09/28/2011

Court Ruling in Alabama Immigration Case Undermines Fundamental American Values

A federal court today blocked significant elements of Alabama’s new anti-immigrant law – the nation’s most extreme – but also left large parts in place, undermining the most fundamental American values of fairness and equality and devastating thousands across the state, including citizens, lawful immigrants and immigrants without lawful status alike.

Despite the fact that courts in other states have rebuked similar laws, today’s decision reaffirms the state’s ability to authorize police to demand “papers” showing citizenship or immigration status during traffic stops. The court also refused to block a requirement that public schools verify the immigration status of children and their parents, a provision that will have chilling effect on children’s access to public schools.

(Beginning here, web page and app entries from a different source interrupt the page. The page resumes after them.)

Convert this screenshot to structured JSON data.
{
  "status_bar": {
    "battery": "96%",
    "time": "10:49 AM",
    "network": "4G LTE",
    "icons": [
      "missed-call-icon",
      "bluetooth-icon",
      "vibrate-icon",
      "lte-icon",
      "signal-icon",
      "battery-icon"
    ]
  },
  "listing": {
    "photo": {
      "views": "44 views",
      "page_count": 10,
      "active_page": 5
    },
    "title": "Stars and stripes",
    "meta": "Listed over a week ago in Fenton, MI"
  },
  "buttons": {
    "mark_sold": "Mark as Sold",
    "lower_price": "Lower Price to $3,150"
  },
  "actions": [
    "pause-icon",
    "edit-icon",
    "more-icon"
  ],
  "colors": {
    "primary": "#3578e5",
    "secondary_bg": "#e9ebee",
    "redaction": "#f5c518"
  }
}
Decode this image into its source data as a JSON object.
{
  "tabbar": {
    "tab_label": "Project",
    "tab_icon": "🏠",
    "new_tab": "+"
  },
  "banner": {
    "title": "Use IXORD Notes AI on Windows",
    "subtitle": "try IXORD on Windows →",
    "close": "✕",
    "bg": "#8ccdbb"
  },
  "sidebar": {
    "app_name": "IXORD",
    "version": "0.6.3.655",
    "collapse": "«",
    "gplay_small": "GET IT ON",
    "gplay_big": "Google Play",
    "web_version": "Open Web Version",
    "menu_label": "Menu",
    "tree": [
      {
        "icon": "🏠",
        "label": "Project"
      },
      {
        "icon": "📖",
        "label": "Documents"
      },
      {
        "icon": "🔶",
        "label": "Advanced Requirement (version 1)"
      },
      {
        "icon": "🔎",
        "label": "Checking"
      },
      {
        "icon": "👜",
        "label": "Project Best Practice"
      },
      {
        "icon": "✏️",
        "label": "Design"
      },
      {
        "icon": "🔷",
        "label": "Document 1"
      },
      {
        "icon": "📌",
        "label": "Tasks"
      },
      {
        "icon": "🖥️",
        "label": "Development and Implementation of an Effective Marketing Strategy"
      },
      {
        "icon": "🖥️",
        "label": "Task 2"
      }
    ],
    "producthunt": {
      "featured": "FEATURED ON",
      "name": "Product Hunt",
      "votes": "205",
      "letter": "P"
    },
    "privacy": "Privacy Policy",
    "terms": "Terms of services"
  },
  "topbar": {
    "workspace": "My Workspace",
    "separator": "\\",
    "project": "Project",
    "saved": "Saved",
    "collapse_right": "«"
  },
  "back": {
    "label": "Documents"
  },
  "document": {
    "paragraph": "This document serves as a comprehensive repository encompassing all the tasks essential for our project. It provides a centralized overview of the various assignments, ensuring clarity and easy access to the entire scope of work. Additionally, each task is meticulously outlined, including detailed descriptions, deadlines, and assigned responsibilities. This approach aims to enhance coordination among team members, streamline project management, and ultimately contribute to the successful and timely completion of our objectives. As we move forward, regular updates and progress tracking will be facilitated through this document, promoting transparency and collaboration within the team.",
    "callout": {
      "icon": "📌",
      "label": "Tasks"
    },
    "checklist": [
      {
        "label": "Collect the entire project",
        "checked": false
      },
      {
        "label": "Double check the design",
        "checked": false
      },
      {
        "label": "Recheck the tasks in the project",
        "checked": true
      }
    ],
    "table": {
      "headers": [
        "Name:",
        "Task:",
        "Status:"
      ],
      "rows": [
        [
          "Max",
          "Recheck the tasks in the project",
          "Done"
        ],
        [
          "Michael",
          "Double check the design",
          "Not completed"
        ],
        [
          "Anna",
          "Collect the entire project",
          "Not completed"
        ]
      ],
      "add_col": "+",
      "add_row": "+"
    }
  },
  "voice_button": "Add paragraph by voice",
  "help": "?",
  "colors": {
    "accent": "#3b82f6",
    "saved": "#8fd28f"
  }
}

The Southern Poverty Law Center, American Civil Liberties Union, National Immigration Law Center and the coalition of civil rights groups challenging the law have vowed to appeal today’s decision.

The following are statements from organizations that are part of that coalition.

Mary Bauer, legal director of the Southern Poverty Law Center: “Today is a dark day for Alabama. This decision not only places Alabama on the wrong side of history but also demonstrates that the rights and freedoms so fundamental to our nation and its history can be manipulated by hate and political agendas – at least for a time.”

Linton Joaquin, general counsel of National Immigration Law Center: “The Alabama court has permitted provisions of the law to take effect that require local police, and even school teachers, to become de facto immigration agents. Allowing these portions of the law to take effect will cause irreparable harm to communities of color in Alabama, and we will take every legal action necessary to ensure that these provisions ultimately will be stripped from Alabama’s lawbooks.”

Andre Segura, staff attorney with the ACLU Immigrants’ Rights Project: “While the court has blocked some extremely problematic provisions from going into effect, thereby allowing Alabamians to continue engaging in everyday activities such as seeking employment and giving rides to neighbors, we are deeply concerned by the decision to allow some unconstitutional provisions to stand. Laws that require police to demand ‘papers’ from people who they suspect appear undocumented, encourage racial profiling, threaten public safety and undermine American values have no place in our society.”

Sin Yen Ling, staff attorney with Asian Law Caucus: "Alabama's decision today condones racial profiling, and harms children by permitting the inquiry of their immigration status upon school enrollment. The Court today has strayed from protecting the civil rights of all Alabamians.”

Foster Maer of LatinoJustice PRLDEF: “Given the breadth of this decision, it promises to open a new and ugly chapter on race relations in the United States. Here we have a court saying that it’s okay for a state to discriminate against Latinos and other immigrants in such key areas as the right to get an education, to be free from unreasonable searches, to enforce contracts, to access the government. Latinos across the country understand what this decision means and are going to be horrified by it.”

Victor Viramontes of Mexican American Legal Defense and Education Fund: “Although the Court did block provisions discriminating against day laborers and immigrant college students, the people of Alabama will be subjected to racial profiling, to requests to show their papers, and to immigration inquiries in elementary schools. We will appeal to prevent these injustices.”

Erin Oshiro, senior staff attorney at the Asian American Justice Center: “Today’s decision marks a setback for civil rights in Alabama. We are deeply concerned that Alabama’s 46,000 Asian Americans, which includes U.S. citizens and legal immigrants, as well as others, will now be subject to racial profiling and harassment.”

Pablo Alvarado, executive director of the National Day Laborer Organizing Network: “One bright spot in today's largely outrageous decision was the judge's finding that the anti-day labor provisions of HB 56 are likely unconstitutional. This finding represents the second legal victory in as many weeks for day laborers who work under difficult circumstances each day to feed their families, strengthen their communities, and – as this decision shows – defend basic rights for us all. The court's decision to enjoin the anti-solicitation provisions of HB 56 is a victory for all who enjoy the freedom of speech guaranteed by the United States Constitution. It serves as a reminder that yesterday’s ‘criminals’ sometimes emerge as today's civil rights champions. We all owe a debt of gratitude to day laborers – and to all immigrants in Alabama – who are now in a historic fight for the rights of us all.”